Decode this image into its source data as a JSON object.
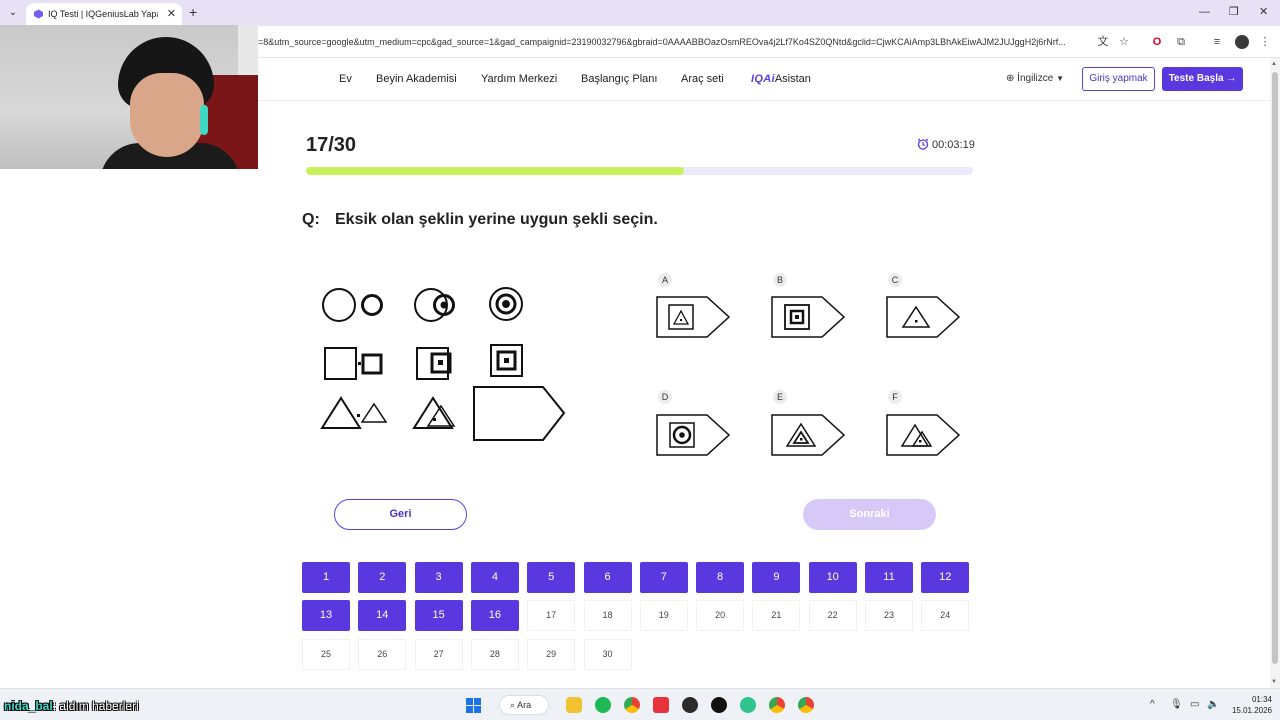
{
  "browser": {
    "tab_title": "IQ Testi | IQGeniusLab Yapay Ze",
    "new_tab_glyph": "+",
    "close_glyph": "✕",
    "url": "=8&utm_source=google&utm_medium=cpc&gad_source=1&gad_campaignid=23190032796&gbraid=0AAAABBOazOsmREOva4j2Lf7Ko4SZ0QNtd&gclid=CjwKCAiAmp3LBhAkEiwAJM2JUJggH2j6rNrf...",
    "icons": [
      "translate-icon",
      "bookmark-star-icon",
      "opera-icon",
      "extensions-icon",
      "media-icon",
      "profile-icon",
      "menu-icon"
    ]
  },
  "nav": {
    "items": [
      "Ev",
      "Beyin Akademisi",
      "Yardım Merkezi",
      "Başlangıç Planı",
      "Araç seti"
    ],
    "brand": "IQAi",
    "assistant": "Asistan",
    "language": "İngilizce",
    "login": "Giriş yapmak",
    "start": "Teste Başla",
    "start_arrow": "→"
  },
  "quiz": {
    "counter": "17/30",
    "timer": "00:03:19",
    "progress_fraction": 0.567,
    "question_prefix": "Q:",
    "question": "Eksik olan şeklin yerine uygun şekli seçin.",
    "options": [
      "A",
      "B",
      "C",
      "D",
      "E",
      "F"
    ],
    "back": "Geri",
    "next": "Sonraki",
    "questions_row1": [
      "1",
      "2",
      "3",
      "4",
      "5",
      "6",
      "7",
      "8",
      "9",
      "10",
      "11",
      "12"
    ],
    "questions_row2": [
      "13",
      "14",
      "15",
      "16",
      "17",
      "18",
      "19",
      "20",
      "21",
      "22",
      "23",
      "24"
    ],
    "questions_row3": [
      "25",
      "26",
      "27",
      "28",
      "29",
      "30"
    ],
    "answered_count": 16
  },
  "colors": {
    "primary": "#5a38e0",
    "progress": "#c7f05a",
    "next_disabled": "#d6c8f7"
  },
  "taskbar": {
    "chat_user": "nida_bal",
    "chat_message": ": aldım haberleri",
    "search": "Ara",
    "time": "01:34",
    "date": "15.01.2026"
  }
}
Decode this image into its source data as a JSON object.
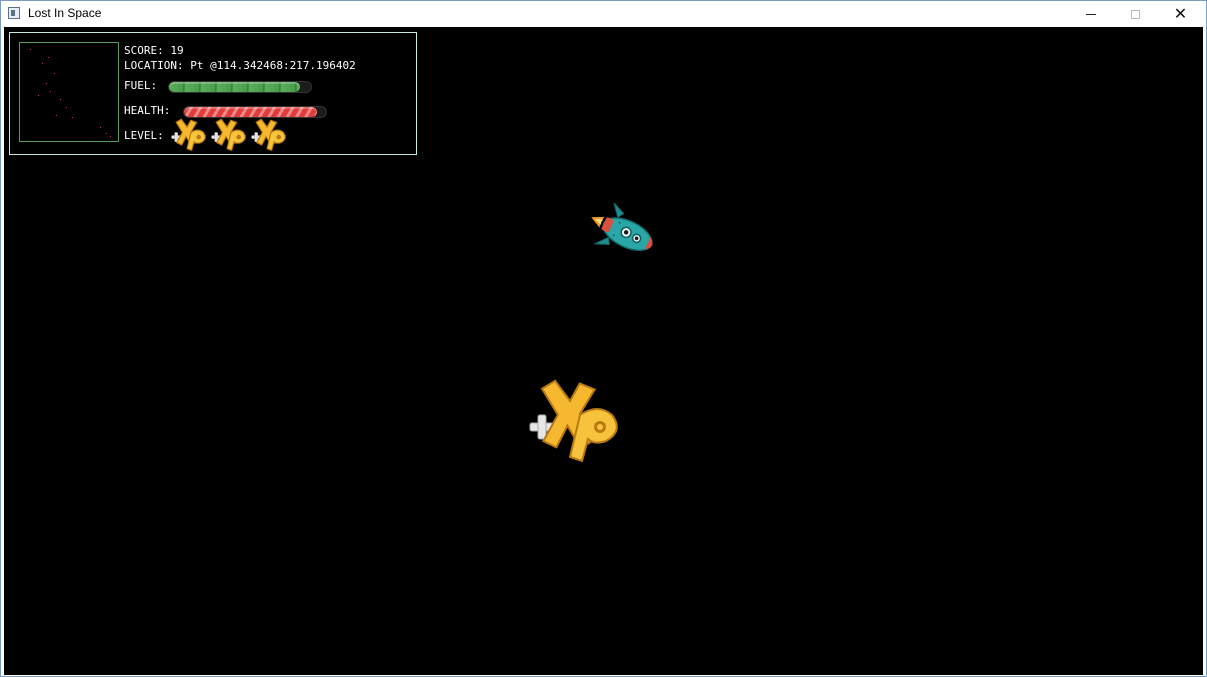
{
  "window": {
    "title": "Lost In Space",
    "controls": {
      "minimize": "minimize",
      "maximize": "maximize",
      "close": "✕"
    }
  },
  "hud": {
    "score_text": "SCORE: 19",
    "location_text": "LOCATION: Pt @114.342468:217.196402",
    "fuel_label": "FUEL:",
    "health_label": "HEALTH:",
    "level_label": "LEVEL:",
    "fuel_fraction": 0.92,
    "health_fraction": 0.94,
    "level_icon_count": 3,
    "level_icon": "xp-plus-icon"
  },
  "scene": {
    "player": "rocket-ship",
    "pickup": "xp-plus-pickup"
  },
  "colors": {
    "background": "#000000",
    "hud_border": "#c9e9e4",
    "minimap_border": "#5c9a5c",
    "fuel": "#58b05a",
    "health": "#e23b3b",
    "xp_gold": "#f5b82e",
    "rocket_teal": "#2aa6a6"
  }
}
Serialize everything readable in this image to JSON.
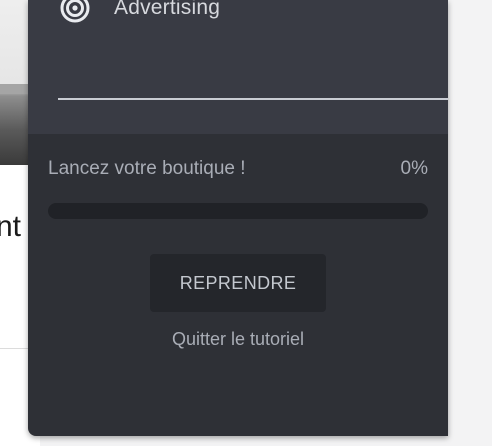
{
  "background": {
    "partial_heading_text": "nt"
  },
  "tutorial_panel": {
    "menu_item": {
      "label": "Advertising",
      "icon": "target-icon"
    },
    "progress": {
      "label": "Lancez votre boutique !",
      "percent_text": "0%",
      "value_fraction": 0
    },
    "resume_button_label": "REPRENDRE",
    "quit_link_label": "Quitter le tutoriel"
  },
  "colors": {
    "panel_background": "#2e3036",
    "panel_header_background": "#393b44",
    "progress_track": "#202227",
    "button_background": "#24262b",
    "muted_text": "#a9adb6"
  }
}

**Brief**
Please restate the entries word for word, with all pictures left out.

**Solution to the exercise**
Decode this image into its source data as a JSON object.
{
  "browser": {
    "tab_title": "IQ Testi | IQGeniusLab Yapay Ze",
    "new_tab_glyph": "+",
    "close_glyph": "✕",
    "url": "=8&utm_source=google&utm_medium=cpc&gad_source=1&gad_campaignid=23190032796&gbraid=0AAAABBOazOsmREOva4j2Lf7Ko4SZ0QNtd&gclid=CjwKCAiAmp3LBhAkEiwAJM2JUJggH2j6rNrf...",
    "icons": [
      "translate-icon",
      "bookmark-star-icon",
      "opera-icon",
      "extensions-icon",
      "media-icon",
      "profile-icon",
      "menu-icon"
    ]
  },
  "nav": {
    "items": [
      "Ev",
      "Beyin Akademisi",
      "Yardım Merkezi",
      "Başlangıç Planı",
      "Araç seti"
    ],
    "brand": "IQAi",
    "assistant": "Asistan",
    "language": "İngilizce",
    "login": "Giriş yapmak",
    "start": "Teste Başla",
    "start_arrow": "→"
  },
  "quiz": {
    "counter": "17/30",
    "timer": "00:03:19",
    "progress_fraction": 0.567,
    "question_prefix": "Q:",
    "question": "Eksik olan şeklin yerine uygun şekli seçin.",
    "options": [
      "A",
      "B",
      "C",
      "D",
      "E",
      "F"
    ],
    "back": "Geri",
    "next": "Sonraki",
    "questions_row1": [
      "1",
      "2",
      "3",
      "4",
      "5",
      "6",
      "7",
      "8",
      "9",
      "10",
      "11",
      "12"
    ],
    "questions_row2": [
      "13",
      "14",
      "15",
      "16",
      "17",
      "18",
      "19",
      "20",
      "21",
      "22",
      "23",
      "24"
    ],
    "questions_row3": [
      "25",
      "26",
      "27",
      "28",
      "29",
      "30"
    ],
    "answered_count": 16
  },
  "colors": {
    "primary": "#5a38e0",
    "progress": "#c7f05a",
    "next_disabled": "#d6c8f7"
  },
  "taskbar": {
    "chat_user": "nida_bal",
    "chat_message": ": aldım haberleri",
    "search": "Ara",
    "time": "01:34",
    "date": "15.01.2026"
  }
}
Decode this image into its source data as a JSON object.
{
  "window": {
    "title": "Lost In Space",
    "controls": {
      "minimize": "minimize",
      "maximize": "maximize",
      "close": "✕"
    }
  },
  "hud": {
    "score_text": "SCORE: 19",
    "location_text": "LOCATION: Pt @114.342468:217.196402",
    "fuel_label": "FUEL:",
    "health_label": "HEALTH:",
    "level_label": "LEVEL:",
    "fuel_fraction": 0.92,
    "health_fraction": 0.94,
    "level_icon_count": 3,
    "level_icon": "xp-plus-icon"
  },
  "scene": {
    "player": "rocket-ship",
    "pickup": "xp-plus-pickup"
  },
  "colors": {
    "background": "#000000",
    "hud_border": "#c9e9e4",
    "minimap_border": "#5c9a5c",
    "fuel": "#58b05a",
    "health": "#e23b3b",
    "xp_gold": "#f5b82e",
    "rocket_teal": "#2aa6a6"
  }
}
Serialize everything readable in this image to JSON.
{
  "background": {
    "partial_heading_text": "nt"
  },
  "tutorial_panel": {
    "menu_item": {
      "label": "Advertising",
      "icon": "target-icon"
    },
    "progress": {
      "label": "Lancez votre boutique !",
      "percent_text": "0%",
      "value_fraction": 0
    },
    "resume_button_label": "REPRENDRE",
    "quit_link_label": "Quitter le tutoriel"
  },
  "colors": {
    "panel_background": "#2e3036",
    "panel_header_background": "#393b44",
    "progress_track": "#202227",
    "button_background": "#24262b",
    "muted_text": "#a9adb6"
  }
}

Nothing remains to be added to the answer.